APTN News: Nunavut’s first premier says caribou numbers in the territory will continue to decline as long as it goes without a land use plan. Paul Okalik says one of the problems is that mining companies are allowed to operate on calving grounds.
“These companies, they won’t be here in the long run,” says Okalik. “They’re just here for the ore, once the ore’s gone, they’re gone. The jobs are gone, and the land that we have left, if its calving grounds, the habitat that the caribou need to feed, is destroyed, where are they going to go?
Calving grounds are areas where caribou give birth and are characterized by its high-quality vegetation. “That’s our food, that’s the basic question that we try and tackle with the communities. How to protect what little we have left,” he says.
Okalik is one of the lead specialists with World Wildlife Fund Canada on Arctic issues. He’s working with communities on ways to protect caribou – or tuktu calving grounds. He says despite being promised 30 years ago, a land use plan for the territory still isn’t in place.
The requirement for a land use plan precedes the territory and was outlined in the 1993 Nunavut agreement. It’s supposed to serve as the framework for development and conservation in Nunavut.
But it has seen delay after delay with multiple drafts being formed by the Nunavut Planning Commission but never implemented. Drafts were introduced in 2016, 2021 and 2023.

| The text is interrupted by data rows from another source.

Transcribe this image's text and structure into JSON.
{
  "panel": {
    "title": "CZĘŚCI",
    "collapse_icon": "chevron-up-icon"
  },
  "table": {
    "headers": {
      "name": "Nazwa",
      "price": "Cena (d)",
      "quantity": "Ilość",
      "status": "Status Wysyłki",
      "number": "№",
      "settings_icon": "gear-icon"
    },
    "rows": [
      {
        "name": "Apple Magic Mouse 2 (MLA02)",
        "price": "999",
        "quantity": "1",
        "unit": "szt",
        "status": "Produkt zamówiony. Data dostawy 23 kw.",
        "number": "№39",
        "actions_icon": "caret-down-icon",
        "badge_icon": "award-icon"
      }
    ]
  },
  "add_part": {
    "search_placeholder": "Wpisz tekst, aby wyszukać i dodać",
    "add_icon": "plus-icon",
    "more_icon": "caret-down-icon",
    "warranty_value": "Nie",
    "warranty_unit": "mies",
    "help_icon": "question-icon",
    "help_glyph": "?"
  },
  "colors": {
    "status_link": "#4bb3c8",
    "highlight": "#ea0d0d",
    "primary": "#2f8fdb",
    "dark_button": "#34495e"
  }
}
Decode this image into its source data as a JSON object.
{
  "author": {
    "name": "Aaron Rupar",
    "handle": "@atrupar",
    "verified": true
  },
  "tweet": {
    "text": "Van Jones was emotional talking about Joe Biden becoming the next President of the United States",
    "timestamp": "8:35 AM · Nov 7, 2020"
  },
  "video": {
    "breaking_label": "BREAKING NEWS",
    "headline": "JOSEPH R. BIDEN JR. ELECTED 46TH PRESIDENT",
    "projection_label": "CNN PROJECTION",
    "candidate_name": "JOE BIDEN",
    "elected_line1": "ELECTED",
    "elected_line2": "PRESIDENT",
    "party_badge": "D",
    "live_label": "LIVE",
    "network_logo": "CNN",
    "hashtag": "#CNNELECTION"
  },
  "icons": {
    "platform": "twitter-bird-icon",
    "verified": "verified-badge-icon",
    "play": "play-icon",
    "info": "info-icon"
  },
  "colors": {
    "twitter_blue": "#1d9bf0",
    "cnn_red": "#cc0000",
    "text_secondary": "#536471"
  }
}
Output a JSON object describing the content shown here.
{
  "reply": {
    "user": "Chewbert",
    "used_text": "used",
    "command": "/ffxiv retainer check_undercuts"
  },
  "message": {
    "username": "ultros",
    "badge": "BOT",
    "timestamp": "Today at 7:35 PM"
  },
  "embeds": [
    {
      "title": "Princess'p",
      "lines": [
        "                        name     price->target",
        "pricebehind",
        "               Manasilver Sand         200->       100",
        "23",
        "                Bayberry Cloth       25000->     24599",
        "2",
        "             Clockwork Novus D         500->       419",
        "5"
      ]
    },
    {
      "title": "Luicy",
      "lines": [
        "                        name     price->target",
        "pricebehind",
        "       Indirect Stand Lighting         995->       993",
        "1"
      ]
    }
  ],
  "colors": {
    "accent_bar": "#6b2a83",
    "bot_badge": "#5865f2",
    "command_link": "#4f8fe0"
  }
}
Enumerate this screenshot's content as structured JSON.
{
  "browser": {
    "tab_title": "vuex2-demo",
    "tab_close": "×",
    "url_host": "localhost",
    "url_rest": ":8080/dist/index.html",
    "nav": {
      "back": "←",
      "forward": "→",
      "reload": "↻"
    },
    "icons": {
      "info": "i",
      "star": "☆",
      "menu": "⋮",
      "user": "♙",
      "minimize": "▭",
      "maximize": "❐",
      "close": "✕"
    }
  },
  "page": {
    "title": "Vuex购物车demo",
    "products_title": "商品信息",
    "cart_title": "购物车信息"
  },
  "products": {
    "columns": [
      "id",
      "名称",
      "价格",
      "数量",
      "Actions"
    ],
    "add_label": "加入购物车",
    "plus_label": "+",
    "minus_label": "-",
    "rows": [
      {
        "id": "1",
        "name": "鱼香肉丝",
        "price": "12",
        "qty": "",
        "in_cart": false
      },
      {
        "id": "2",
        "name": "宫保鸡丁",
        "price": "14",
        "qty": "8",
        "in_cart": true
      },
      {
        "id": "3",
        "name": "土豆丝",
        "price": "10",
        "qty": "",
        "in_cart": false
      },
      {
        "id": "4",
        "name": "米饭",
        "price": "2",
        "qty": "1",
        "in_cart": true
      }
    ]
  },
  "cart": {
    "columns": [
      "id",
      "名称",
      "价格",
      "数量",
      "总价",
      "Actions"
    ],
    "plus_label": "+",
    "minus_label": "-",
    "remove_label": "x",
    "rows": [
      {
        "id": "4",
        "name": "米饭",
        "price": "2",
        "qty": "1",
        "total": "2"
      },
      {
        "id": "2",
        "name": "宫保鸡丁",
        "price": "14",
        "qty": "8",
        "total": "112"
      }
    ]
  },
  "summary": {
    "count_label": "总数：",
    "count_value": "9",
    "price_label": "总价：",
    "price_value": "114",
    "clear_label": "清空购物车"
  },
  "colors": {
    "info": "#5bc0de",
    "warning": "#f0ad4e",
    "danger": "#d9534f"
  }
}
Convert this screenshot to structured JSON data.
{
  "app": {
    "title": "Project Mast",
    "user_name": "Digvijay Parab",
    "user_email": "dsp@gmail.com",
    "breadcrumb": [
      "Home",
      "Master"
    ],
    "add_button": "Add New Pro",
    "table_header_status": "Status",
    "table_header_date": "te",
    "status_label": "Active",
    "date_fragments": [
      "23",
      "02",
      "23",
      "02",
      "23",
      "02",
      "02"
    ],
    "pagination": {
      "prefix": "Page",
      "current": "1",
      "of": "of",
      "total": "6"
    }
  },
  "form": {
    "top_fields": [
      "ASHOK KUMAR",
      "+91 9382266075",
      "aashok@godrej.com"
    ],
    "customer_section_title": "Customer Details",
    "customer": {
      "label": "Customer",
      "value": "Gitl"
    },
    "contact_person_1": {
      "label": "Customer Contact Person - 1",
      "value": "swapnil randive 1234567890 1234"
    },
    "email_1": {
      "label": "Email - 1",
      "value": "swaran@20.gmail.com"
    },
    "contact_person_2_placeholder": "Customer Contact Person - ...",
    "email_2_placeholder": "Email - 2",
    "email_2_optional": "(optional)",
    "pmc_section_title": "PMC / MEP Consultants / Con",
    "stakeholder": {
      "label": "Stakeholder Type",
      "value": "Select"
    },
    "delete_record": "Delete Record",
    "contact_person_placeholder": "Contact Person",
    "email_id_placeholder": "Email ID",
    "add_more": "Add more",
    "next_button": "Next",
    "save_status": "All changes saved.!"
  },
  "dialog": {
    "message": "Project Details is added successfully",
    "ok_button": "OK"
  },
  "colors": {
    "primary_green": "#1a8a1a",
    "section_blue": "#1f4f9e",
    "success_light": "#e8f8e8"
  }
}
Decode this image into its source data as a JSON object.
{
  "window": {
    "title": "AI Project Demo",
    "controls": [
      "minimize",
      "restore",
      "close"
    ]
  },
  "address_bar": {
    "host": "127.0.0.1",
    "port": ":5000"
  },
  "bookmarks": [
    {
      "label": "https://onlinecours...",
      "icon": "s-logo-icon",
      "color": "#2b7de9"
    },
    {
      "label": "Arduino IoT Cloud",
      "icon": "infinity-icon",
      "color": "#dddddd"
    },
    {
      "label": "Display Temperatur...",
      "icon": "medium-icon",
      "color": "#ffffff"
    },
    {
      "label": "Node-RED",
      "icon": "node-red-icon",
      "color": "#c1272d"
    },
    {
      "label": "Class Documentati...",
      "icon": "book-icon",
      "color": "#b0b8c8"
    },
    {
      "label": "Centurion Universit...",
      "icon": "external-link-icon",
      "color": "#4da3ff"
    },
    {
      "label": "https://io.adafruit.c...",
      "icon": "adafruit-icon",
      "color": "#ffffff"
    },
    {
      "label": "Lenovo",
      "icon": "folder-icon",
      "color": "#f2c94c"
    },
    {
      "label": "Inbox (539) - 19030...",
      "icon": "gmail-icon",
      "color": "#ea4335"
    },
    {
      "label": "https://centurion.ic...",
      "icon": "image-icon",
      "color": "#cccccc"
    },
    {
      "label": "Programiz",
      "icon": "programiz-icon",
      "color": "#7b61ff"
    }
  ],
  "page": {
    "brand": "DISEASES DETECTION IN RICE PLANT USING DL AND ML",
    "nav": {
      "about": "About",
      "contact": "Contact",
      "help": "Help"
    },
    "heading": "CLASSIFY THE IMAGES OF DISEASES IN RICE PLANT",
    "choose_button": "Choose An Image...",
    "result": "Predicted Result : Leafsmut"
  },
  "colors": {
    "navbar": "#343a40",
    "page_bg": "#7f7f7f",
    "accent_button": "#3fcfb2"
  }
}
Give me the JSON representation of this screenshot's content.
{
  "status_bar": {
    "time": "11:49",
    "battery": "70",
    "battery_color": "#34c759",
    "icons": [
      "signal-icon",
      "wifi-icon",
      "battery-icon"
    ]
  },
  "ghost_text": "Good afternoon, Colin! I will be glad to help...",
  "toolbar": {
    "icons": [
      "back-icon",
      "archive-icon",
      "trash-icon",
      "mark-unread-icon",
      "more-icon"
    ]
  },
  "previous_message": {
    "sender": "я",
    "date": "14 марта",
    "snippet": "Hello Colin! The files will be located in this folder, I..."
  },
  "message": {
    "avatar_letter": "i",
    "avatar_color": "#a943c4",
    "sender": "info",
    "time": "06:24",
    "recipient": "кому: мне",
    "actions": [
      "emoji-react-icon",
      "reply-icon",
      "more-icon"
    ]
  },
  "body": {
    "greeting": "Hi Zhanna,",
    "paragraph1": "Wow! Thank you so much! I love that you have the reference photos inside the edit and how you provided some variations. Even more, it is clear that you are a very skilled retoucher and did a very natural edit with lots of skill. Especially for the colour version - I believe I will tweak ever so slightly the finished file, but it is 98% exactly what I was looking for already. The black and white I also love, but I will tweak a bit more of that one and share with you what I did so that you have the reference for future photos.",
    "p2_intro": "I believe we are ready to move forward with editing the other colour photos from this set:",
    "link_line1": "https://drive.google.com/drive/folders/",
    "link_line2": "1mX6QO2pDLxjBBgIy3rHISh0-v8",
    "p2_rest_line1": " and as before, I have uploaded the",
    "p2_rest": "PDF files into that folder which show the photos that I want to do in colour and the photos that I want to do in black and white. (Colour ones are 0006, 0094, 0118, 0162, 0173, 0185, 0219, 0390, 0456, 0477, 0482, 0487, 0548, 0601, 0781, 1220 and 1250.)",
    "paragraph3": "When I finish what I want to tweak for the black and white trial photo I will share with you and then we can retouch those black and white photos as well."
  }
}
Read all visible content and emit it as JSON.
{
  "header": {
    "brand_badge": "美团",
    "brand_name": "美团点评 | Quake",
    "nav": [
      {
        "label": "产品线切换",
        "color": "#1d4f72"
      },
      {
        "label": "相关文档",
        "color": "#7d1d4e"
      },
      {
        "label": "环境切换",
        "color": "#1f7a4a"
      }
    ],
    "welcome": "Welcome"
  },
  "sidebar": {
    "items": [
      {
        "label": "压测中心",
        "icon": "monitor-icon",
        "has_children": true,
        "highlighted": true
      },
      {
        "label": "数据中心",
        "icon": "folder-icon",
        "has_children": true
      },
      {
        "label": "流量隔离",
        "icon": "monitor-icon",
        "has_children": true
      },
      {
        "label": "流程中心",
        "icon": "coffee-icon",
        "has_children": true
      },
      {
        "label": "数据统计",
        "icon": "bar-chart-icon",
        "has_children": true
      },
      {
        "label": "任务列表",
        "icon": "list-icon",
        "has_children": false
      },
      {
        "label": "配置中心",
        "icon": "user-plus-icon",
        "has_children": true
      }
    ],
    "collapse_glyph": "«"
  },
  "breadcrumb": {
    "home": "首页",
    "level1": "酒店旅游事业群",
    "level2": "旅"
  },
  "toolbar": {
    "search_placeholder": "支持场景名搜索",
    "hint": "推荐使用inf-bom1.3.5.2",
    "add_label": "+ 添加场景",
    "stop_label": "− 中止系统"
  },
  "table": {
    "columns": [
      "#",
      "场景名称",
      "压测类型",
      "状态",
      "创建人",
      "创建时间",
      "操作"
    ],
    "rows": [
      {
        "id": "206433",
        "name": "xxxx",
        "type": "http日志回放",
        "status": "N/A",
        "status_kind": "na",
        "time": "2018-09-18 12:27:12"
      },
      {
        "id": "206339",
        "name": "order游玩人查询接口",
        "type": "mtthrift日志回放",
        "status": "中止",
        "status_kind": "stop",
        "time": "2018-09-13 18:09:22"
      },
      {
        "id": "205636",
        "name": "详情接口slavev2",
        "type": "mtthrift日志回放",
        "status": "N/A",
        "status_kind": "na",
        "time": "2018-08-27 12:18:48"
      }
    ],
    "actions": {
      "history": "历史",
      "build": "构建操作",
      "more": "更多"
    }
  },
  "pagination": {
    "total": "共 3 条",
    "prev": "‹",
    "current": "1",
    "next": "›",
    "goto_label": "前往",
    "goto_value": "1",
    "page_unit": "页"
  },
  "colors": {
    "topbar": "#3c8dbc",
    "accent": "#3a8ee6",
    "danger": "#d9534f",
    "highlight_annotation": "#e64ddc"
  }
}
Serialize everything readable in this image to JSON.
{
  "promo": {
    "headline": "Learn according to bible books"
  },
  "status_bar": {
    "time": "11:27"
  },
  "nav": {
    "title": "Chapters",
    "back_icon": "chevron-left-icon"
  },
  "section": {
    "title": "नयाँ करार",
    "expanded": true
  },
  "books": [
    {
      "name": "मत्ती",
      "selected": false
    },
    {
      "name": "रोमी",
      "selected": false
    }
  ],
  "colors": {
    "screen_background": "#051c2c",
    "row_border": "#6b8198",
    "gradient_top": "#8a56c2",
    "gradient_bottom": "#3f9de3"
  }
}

“It’s overdue, in the absence of a plan these mining companies are creeping into calving grounds themselves because there’s no protection today,” says Okalik. “So as an Inuk today, on Baffin Island, I can’t hunt caribou because we’re trying to protect the population. But the mining companies have no restriction whatsoever on depleting the actual caribou population with accessing calving grounds. They’re depleting the caribou population without regulation.”
Food is expensive in Nunavut – so for Inuit, caribou, or tuktu, is a staple and hunting is more viable.
Hunting caribou on Baffin Island and other areas is carefully managed by the Nunavut Wildlife Management Board. The board manages how many caribou Inuit can hunt.
“This is one part of the country, where we can do something about our traditional grounds as Indigenous peoples,” says Okalik. “This is one place in the country where we can say, off-limits here, this is a traditional part of our land or calving grounds that our forefathers would never venture into because they did not want to disturb the calving activity of our caribou for instance.
“This is something we can tackle with the land use plan and the current tool that we are allowed to use today.”
The Nunavut Planning Commission submitted its 2023 Nunavut land use plan for approval to Nunavut Tunngavik Incorporated and the territorial and federal governments in June. There hasn’t been an update yet.
In an email, Indigenous Services and Crown-Indigenous Relations and Northern Affairs Canada said they’re currently reviewing the plan with their counterparts and added they recognize the importance of the land use plan for Nunavummiut.
“The Government of Canada is reviewing the Commission’s recommended plan and is evaluating how the proposals identified in submissions of all participants during the Commission’s 2021 review process have been considered,” wrote Jacinthe Goulet, media relations contact for Indigenous Services and Crown-Indigenous Relations and Northern Affairs Canada.
“The Government of Canada is also conducting joint Crown consultation with the Government of Nunavut to assure that the duty to consult has been met. This, in combination with our review and discussions with the Government of Nunavut and Nunavut Tunngavik Incorporated, will inform the Government of Canada’s position on the recommended plan.”
APTN News reached out to NTI and the territorial government but didn’t hear back.